A Great Day at the Great Park

The Great Park is a great place to spend a fun, inexpensive day. – Photo by Greg Aragon / Beacon Media News

By Greg Aragon

I am always looking for fun and inexpensive getaways to tell my readers about. So when I heard about a giant, beautiful park in Irvine, with a big hot air balloon and bunch of cool free things to do, I had to investigate.

My recent getaway began when a friend and I drove south down the 5 Freeway from Los Angeles until we came to Irvine and saw a huge, orange hot air balloon hovering above the city. Here we exited the freeway and followed signs to the Orange County Great Park.

Located on the former site of the El Toro Marine Base, the Great Park is said to be the first great metropolitan park of the 21st Century. Spanning more than 1,300 acres (nearly twice the size of New York’s Central Park) the mammoth playground’s award-winning master plan embraces environmental sustainability, preserves Orange County’s agricultural heritage, and honors the military history of the former air base.

When we got to the outdoor adventure land, we quickly learned why it is called the “Great Park.” We parked in a massive lot, walked across a sprawling entry plaza, onto colossal former airstrip and found an enormous carousel and the biggest hot air balloon I’ve ever seen.

The balloon is the Great Park’s first major attraction. Soaring more than 400 feet above the surrounding landscape, the balloon holds up to 25 passengers and offers spectacular 360-degree views spanning some 40 miles. It is tethered to the ground by super-strong cables and is lifted by 210,000 cubic-feet of helium.

To fly in the balloon, we checked in at the visitor’s center, signed a waiver and were given a pager. In about 40 minutes we were paged and we then strolled to the launching pad. In a few minutes we were floating in the sky on a beautiful summer afternoon.

Back on the ground, we walked past a large grassy field with soccer players and picnic tables and came to the Great Park Carousel, which was packed with kids and their parents. The carousel sits smack in the middle of the El Toro’s old runway. In fact you can still see the airport lines on the pavement.

The giant balloon and carousel operate Thursday through Sunday. Balloon admission is $10 for adults and kids 18 and under are free. The carousel is $3 for a single ride and $10 for a day pass.

After watching carousel riders zoom past at speeds of up to 4.3 miles per hour, we strolled along The Palm Court Arts Complex.
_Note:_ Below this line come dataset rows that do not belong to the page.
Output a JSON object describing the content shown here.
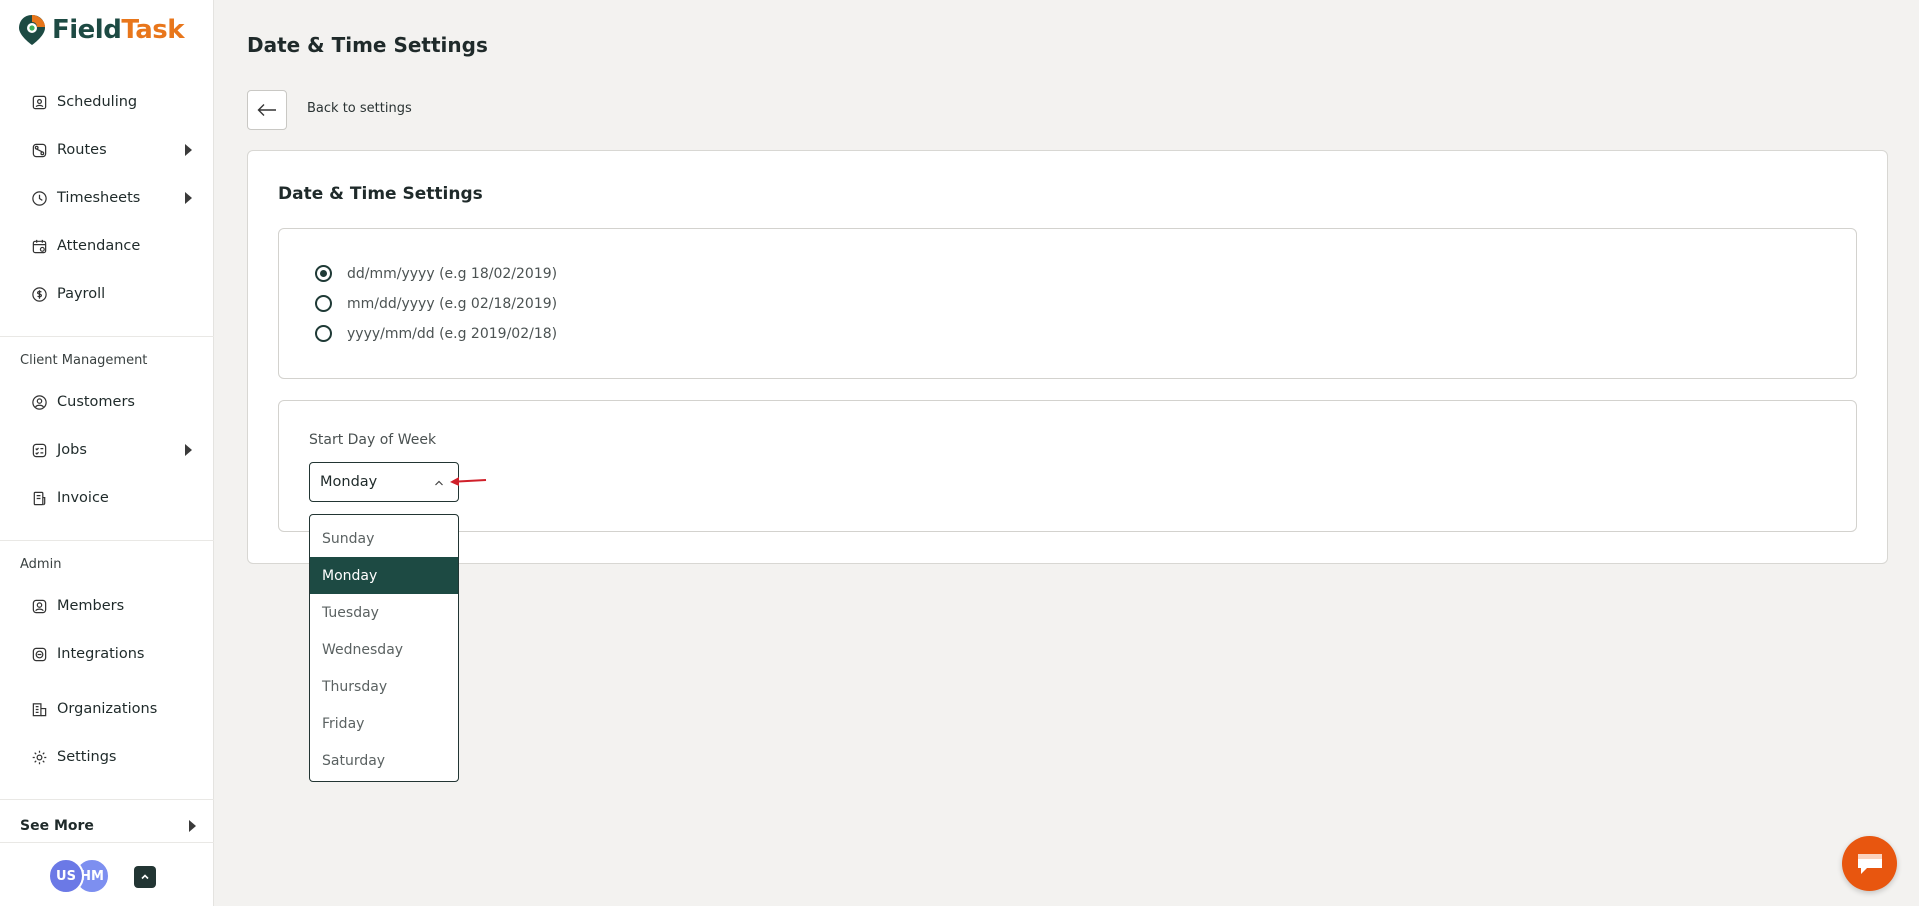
{
  "app": {
    "logo_part1": "Field",
    "logo_part2": "Task"
  },
  "sidebar": {
    "items": [
      {
        "label": "Scheduling",
        "icon": "calendar-user-icon"
      },
      {
        "label": "Routes",
        "icon": "route-icon",
        "expandable": true
      },
      {
        "label": "Timesheets",
        "icon": "clock-icon",
        "expandable": true
      },
      {
        "label": "Attendance",
        "icon": "calendar-check-icon"
      },
      {
        "label": "Payroll",
        "icon": "dollar-circle-icon"
      }
    ],
    "client_section": "Client Management",
    "client_items": [
      {
        "label": "Customers",
        "icon": "user-circle-icon"
      },
      {
        "label": "Jobs",
        "icon": "checklist-icon",
        "expandable": true
      },
      {
        "label": "Invoice",
        "icon": "invoice-icon"
      }
    ],
    "admin_section": "Admin",
    "admin_items": [
      {
        "label": "Members",
        "icon": "member-icon"
      },
      {
        "label": "Integrations",
        "icon": "integrations-icon"
      },
      {
        "label": "Organizations",
        "icon": "building-icon"
      },
      {
        "label": "Settings",
        "icon": "gear-icon"
      }
    ],
    "see_more": "See More",
    "avatars": [
      "US",
      "HM"
    ]
  },
  "header": {
    "title": "Date & Time Settings",
    "back_label": "Back to settings"
  },
  "card": {
    "title": "Date & Time Settings",
    "date_formats": [
      {
        "label": "dd/mm/yyyy (e.g 18/02/2019)",
        "selected": true
      },
      {
        "label": "mm/dd/yyyy (e.g 02/18/2019)",
        "selected": false
      },
      {
        "label": "yyyy/mm/dd (e.g 2019/02/18)",
        "selected": false
      }
    ],
    "start_day_label": "Start Day of Week",
    "start_day_value": "Monday",
    "start_day_options": [
      "Sunday",
      "Monday",
      "Tuesday",
      "Wednesday",
      "Thursday",
      "Friday",
      "Saturday"
    ]
  },
  "colors": {
    "brand_dark": "#1d4a43",
    "brand_orange": "#e8761b",
    "chat": "#e8560f",
    "annotation_arrow": "#d0202a"
  }
}
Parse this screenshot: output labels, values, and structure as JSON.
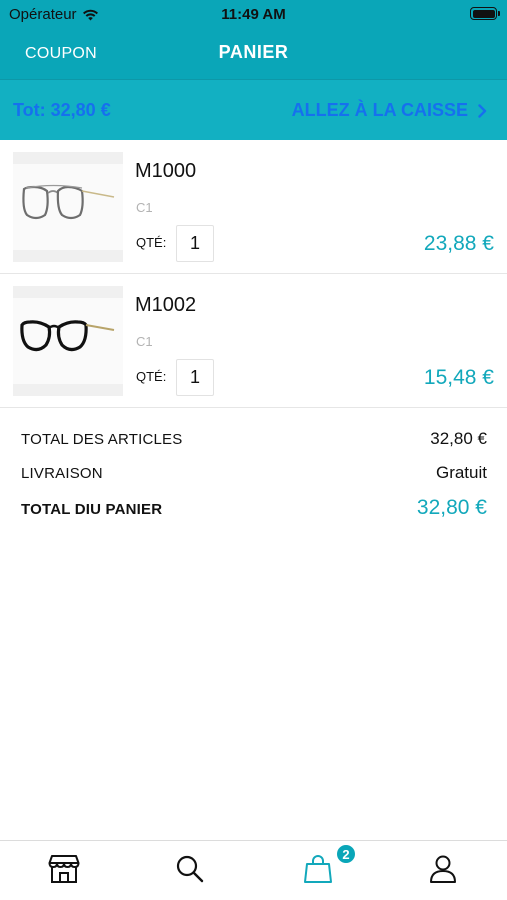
{
  "status_bar": {
    "carrier": "Opérateur",
    "time": "11:49 AM",
    "wifi_icon": "wifi-icon",
    "battery_icon": "battery-icon"
  },
  "nav": {
    "coupon_label": "COUPON",
    "title": "PANIER"
  },
  "total_bar": {
    "total_text": "Tot: 32,80 €",
    "checkout_label": "ALLEZ À LA CAISSE",
    "checkout_icon": "chevron-right-icon"
  },
  "cart": {
    "items": [
      {
        "name": "M1000",
        "variant": "C1",
        "qty_label": "QTÉ:",
        "qty": "1",
        "price": "23,88 €"
      },
      {
        "name": "M1002",
        "variant": "C1",
        "qty_label": "QTÉ:",
        "qty": "1",
        "price": "15,48 €"
      }
    ]
  },
  "summary": {
    "articles_label": "TOTAL DES ARTICLES",
    "articles_value": "32,80 €",
    "delivery_label": "LIVRAISON",
    "delivery_value": "Gratuit",
    "cart_total_label": "TOTAL DIU PANIER",
    "cart_total_value": "32,80 €"
  },
  "tab_bar": {
    "tabs": [
      {
        "icon": "store-icon"
      },
      {
        "icon": "search-icon"
      },
      {
        "icon": "shopping-bag-icon",
        "active": true
      },
      {
        "icon": "user-icon"
      }
    ],
    "cart_badge": "2"
  },
  "colors": {
    "accent": "#0aa6b8",
    "total_bar": "#12b0c2",
    "link_blue": "#1670ee",
    "price": "#12a8bb"
  }
}
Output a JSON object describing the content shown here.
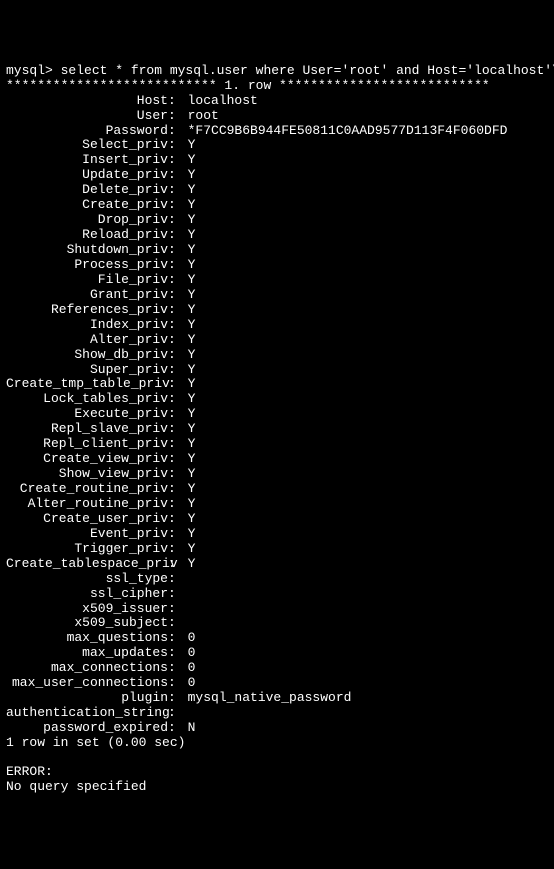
{
  "prompt": "mysql> select * from mysql.user where User='root' and Host='localhost'\\G;",
  "row_separator": "*************************** 1. row ***************************",
  "fields": [
    {
      "label": "Host",
      "value": "localhost"
    },
    {
      "label": "User",
      "value": "root"
    },
    {
      "label": "Password",
      "value": "*F7CC9B6B944FE50811C0AAD9577D113F4F060DFD"
    },
    {
      "label": "Select_priv",
      "value": "Y"
    },
    {
      "label": "Insert_priv",
      "value": "Y"
    },
    {
      "label": "Update_priv",
      "value": "Y"
    },
    {
      "label": "Delete_priv",
      "value": "Y"
    },
    {
      "label": "Create_priv",
      "value": "Y"
    },
    {
      "label": "Drop_priv",
      "value": "Y"
    },
    {
      "label": "Reload_priv",
      "value": "Y"
    },
    {
      "label": "Shutdown_priv",
      "value": "Y"
    },
    {
      "label": "Process_priv",
      "value": "Y"
    },
    {
      "label": "File_priv",
      "value": "Y"
    },
    {
      "label": "Grant_priv",
      "value": "Y"
    },
    {
      "label": "References_priv",
      "value": "Y"
    },
    {
      "label": "Index_priv",
      "value": "Y"
    },
    {
      "label": "Alter_priv",
      "value": "Y"
    },
    {
      "label": "Show_db_priv",
      "value": "Y"
    },
    {
      "label": "Super_priv",
      "value": "Y"
    },
    {
      "label": "Create_tmp_table_priv",
      "value": "Y"
    },
    {
      "label": "Lock_tables_priv",
      "value": "Y"
    },
    {
      "label": "Execute_priv",
      "value": "Y"
    },
    {
      "label": "Repl_slave_priv",
      "value": "Y"
    },
    {
      "label": "Repl_client_priv",
      "value": "Y"
    },
    {
      "label": "Create_view_priv",
      "value": "Y"
    },
    {
      "label": "Show_view_priv",
      "value": "Y"
    },
    {
      "label": "Create_routine_priv",
      "value": "Y"
    },
    {
      "label": "Alter_routine_priv",
      "value": "Y"
    },
    {
      "label": "Create_user_priv",
      "value": "Y"
    },
    {
      "label": "Event_priv",
      "value": "Y"
    },
    {
      "label": "Trigger_priv",
      "value": "Y"
    },
    {
      "label": "Create_tablespace_priv",
      "value": "Y"
    },
    {
      "label": "ssl_type",
      "value": ""
    },
    {
      "label": "ssl_cipher",
      "value": ""
    },
    {
      "label": "x509_issuer",
      "value": ""
    },
    {
      "label": "x509_subject",
      "value": ""
    },
    {
      "label": "max_questions",
      "value": "0"
    },
    {
      "label": "max_updates",
      "value": "0"
    },
    {
      "label": "max_connections",
      "value": "0"
    },
    {
      "label": "max_user_connections",
      "value": "0"
    },
    {
      "label": "plugin",
      "value": "mysql_native_password"
    },
    {
      "label": "authentication_string",
      "value": ""
    },
    {
      "label": "password_expired",
      "value": "N"
    }
  ],
  "rows_summary": "1 row in set (0.00 sec)",
  "error_label": "ERROR:",
  "error_msg": "No query specified"
}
This courtyard is home to the Great Park Gallery and the Great Park Artist Studios, housing a publicly-accessible artists-in-residence program.

The civic space also features Hangar 244, a former squadron complex hangar that has been carefully restored as a 10,000 square-foot special event space. It is now home to the Heritage and Aviation Exhibition, featuring World War II airplanes, historical images, displays, and artifacts that that tell the story of the Great Park from its agricultural roots to its role in the military as Marine Corps Air Station El Toro.

The hanger exhibition includes World War II Airplanes such as an N3N-3 Canary and a SNJ-5 Texan; the Airforce C-135A Stratolifter Memorial, which honors fallen U.S. Airmen and Marines from Marine Corps Air Station El Toro; and a History Room dedicated to WWII history. The hanger also showcases Farmers to Flyers, an exhibit focused on the events that transformed Irvine’s agricultural land into an active military base.

Another interesting exhibit at The Great Park is The Farm + Food Lab, a two-acre urban agriculture demonstration garden that offers a hands-on gardening experience featuring themed planters with fruits, flowers, vegetables, and herbs.

The park also features a Farmer’s Market every Sunday rain or shine, and Kids Rock—an area with a group of misting shade structures, climbing rocks, “underground tunnels,” a seating area made from recycled runway concrete, and illustrated lakes and streams on recycled rubber flooring.

The Great Park is located at 8000 Great Park Blvd., Irvine, CA 92618. The park is open every day and admission is free. For more information, call the Visitors Center at (949) 724-6247, or visit:

September 13, 2019

About Author

Greg Aragon

Leave a Reply

Your email address will not be published. Required fields are marked *

Wordpress Social Share Plugin powered by Ultimatelysocial